In this post, we continue our exploration of the definition of “derivatives transaction” in new Rule 18f-4, which is relevant to business development companies, closed-end funds and open-end funds other than a money market fund (“Funds”). Our last post discussed examples of derivatives that fall outside of the definition. This post considers transactions that may not pose the risks addressed by Rule 18f-4 but which are nevertheless subject to the rule. Subsequent posts will explain why this overbreadth is not as bad as it might seem.
Future Obligations Are What Matter
We previously discussed how the SEC intends for Rule 18f-4 to address the asset sufficiency (liquidity) and leverage risks that derivatives transactions may entail. We argued that Funds could distinguish unfunded commitment agreements from derivatives transactions based on the absence of leverage risk. It is tempting to push this analysis further to claim that a transaction devoid of both risks should not be subject to Rule 18f-4.
This would be a mistake, however. We did not exaggerate when our last post referred to a “future payment obligation” as the “touchstone” for a derivatives transaction. Unless the transaction is covered by a separate provision of Rule 18f-4 (e.g., an unfunded commitment agreement), you will rarely go astray in assuming that an investment requiring a payment or delivery of an asset in the future is a derivatives transaction as defined by Rule 18f-4.
Commenters suggested that the SEC should exclude “covered calls” from derivatives transactions. The adopting release (the “Release”) describes a covered call as “a fund selling a call option where the fund agrees to deliver an asset already held by the fund.” The SEC declined to do so because:
We do not believe it would be appropriate or feasible to identify in rule 18f–4 combinations of derivatives instruments or other investments that, together, may involve less risk or different risks than the constituent transactions considered in isolation. We believe these kinds of relationships are appropriate to assess as part of a fund’s derivatives risk management, but do not support excluding the … transactions … from the rule’s derivatives transaction definition.”
A covered call creates neither liquidity nor leverage risks; it just caps the Fund’s return at the strike price in exchange for premium income. Nevertheless, the call creates a future delivery obligation, making it a derivatives transaction.
Short Sales Against the Box
The definition of “derivatives transactions” expressly includes “short sale borrowings.” On one hand, this is not remarkable; borrowing securities creates an obligation and Sections 18 and 61 regulate the creation of senior obligations by a Fund. You might also regard the need to repurchase the borrowed securities to close out the loan as a future payment obligation.
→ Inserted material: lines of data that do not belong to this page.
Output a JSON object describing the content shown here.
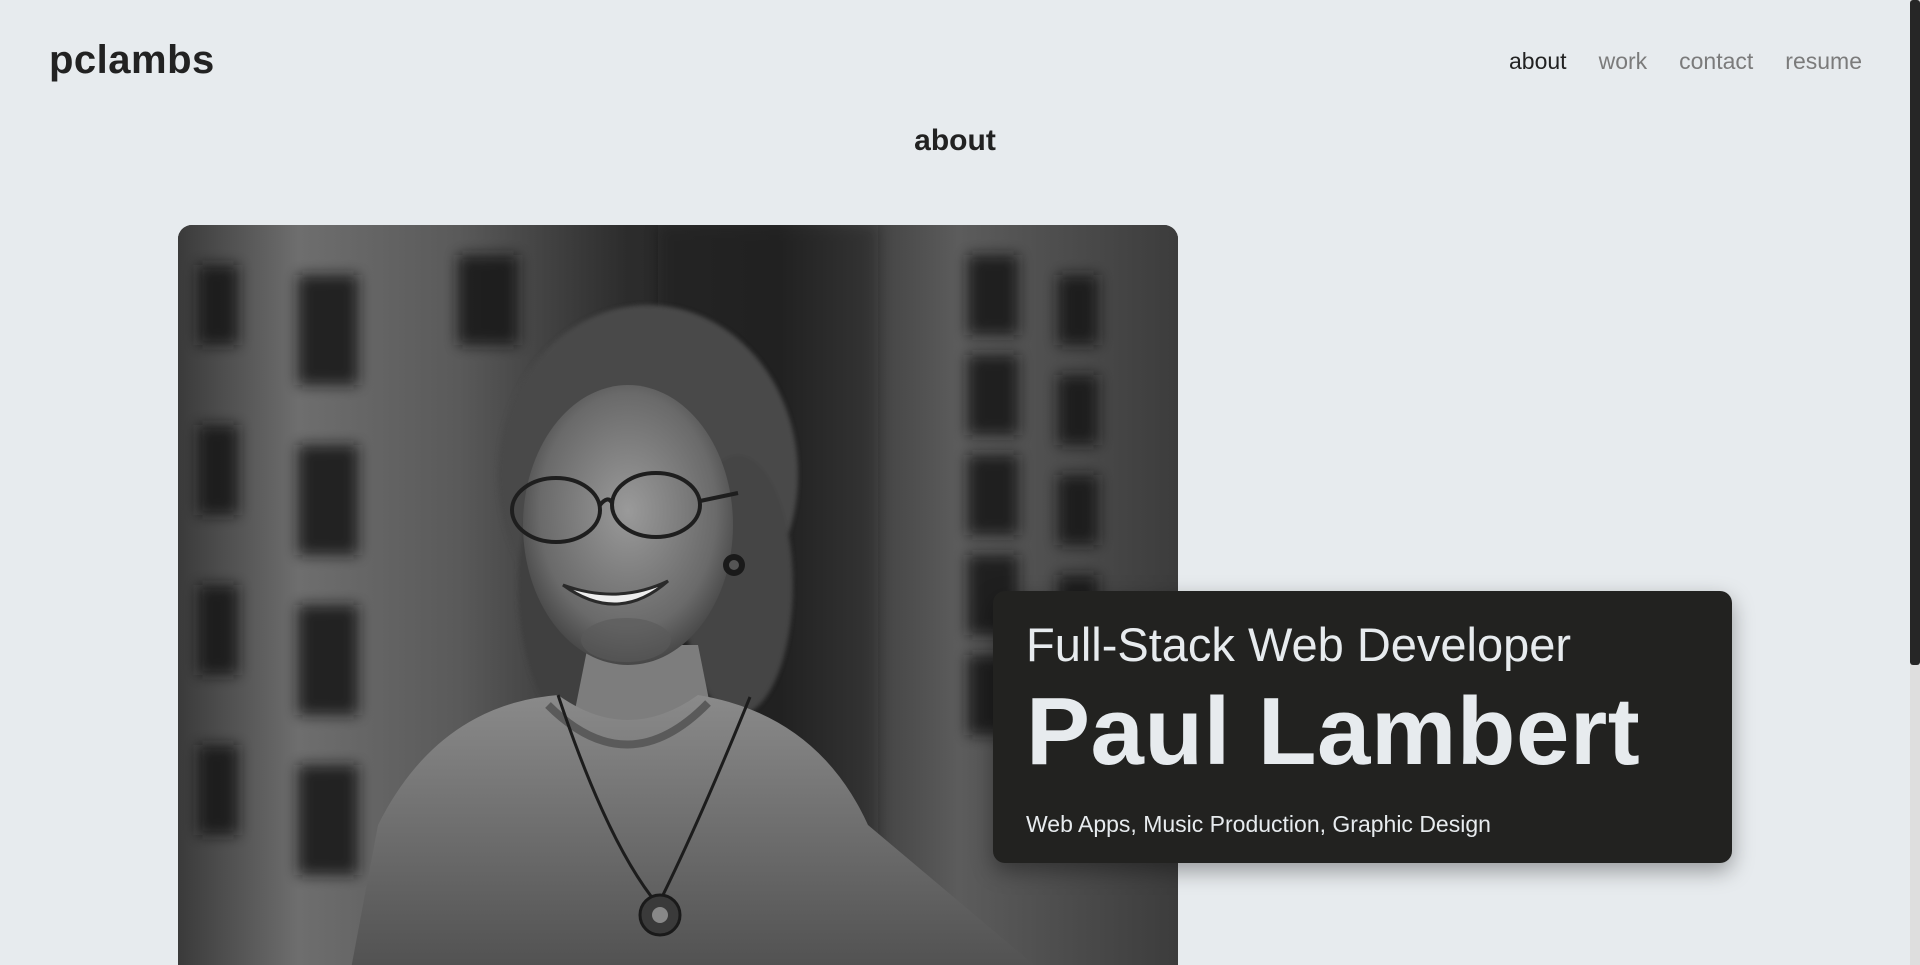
{
  "brand": {
    "name": "pclambs"
  },
  "nav": {
    "items": [
      {
        "label": "about",
        "active": true
      },
      {
        "label": "work",
        "active": false
      },
      {
        "label": "contact",
        "active": false
      },
      {
        "label": "resume",
        "active": false
      }
    ]
  },
  "section": {
    "title": "about"
  },
  "hero": {
    "role": "Full-Stack Web Developer",
    "name": "Paul Lambert",
    "skills": "Web Apps, Music Production, Graphic Design"
  },
  "colors": {
    "background": "#e7ebee",
    "card": "#222220",
    "text_dark": "#222222",
    "nav_inactive": "#7b7b7b"
  }
}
On the other hand, a short sale “against the box,” in which the Fund already owns the borrowed security, should present neither liquidity nor leverage risk. The Fund can use the security in its “box” to cover the borrowing, so the Fund has sufficient assets to meet its obligation. Shorting against the box also does not “lever” a Fund’s returns; like a covered call, it caps the return at the short sale price, which hedges against a subsequent decline in the security’s price.
The Release claims that no one commented on including short sale borrowings in derivatives transactions, so the SEC did not have an opportunity to consider whether to make any exceptions. Given the SEC’s position on covered calls, essentially calls “against the box,” it would be logical to treat all short sale borrowings as derivatives transactions.
The SEC also refused to exclude “option spreads” from derivatives transactions for the same reasons as not excluding covered calls. An option spread results from purchasing and selling options for the same security at different strike prices. If the option the Fund sold is exercised, the Fund exercises its option to acquire (in the case of a call spread) or dispose of (in the case of a put spread) the optioned securities. The difference (“spread”) between the strike prices and the option premiums paid and received, and whether the options are exercised or expire, determine whether the Fund profits from an option spread.
Here again, option spreads do not pose liquidity risk. They may create some leverage risk, however, as the Fund’s return should reflect the notional amount of the options rather than the amount of the Fund’s investment (i.e., the premiums paid and received) in the option spread. Regardless of the risks, the option sold by the Fund is a derivatives transaction notwithstanding the offsetting option.
Our next post will summarize our conclusions as to what is and is not a derivatives transaction under Rule 18f-4, before moving on to derivatives risk.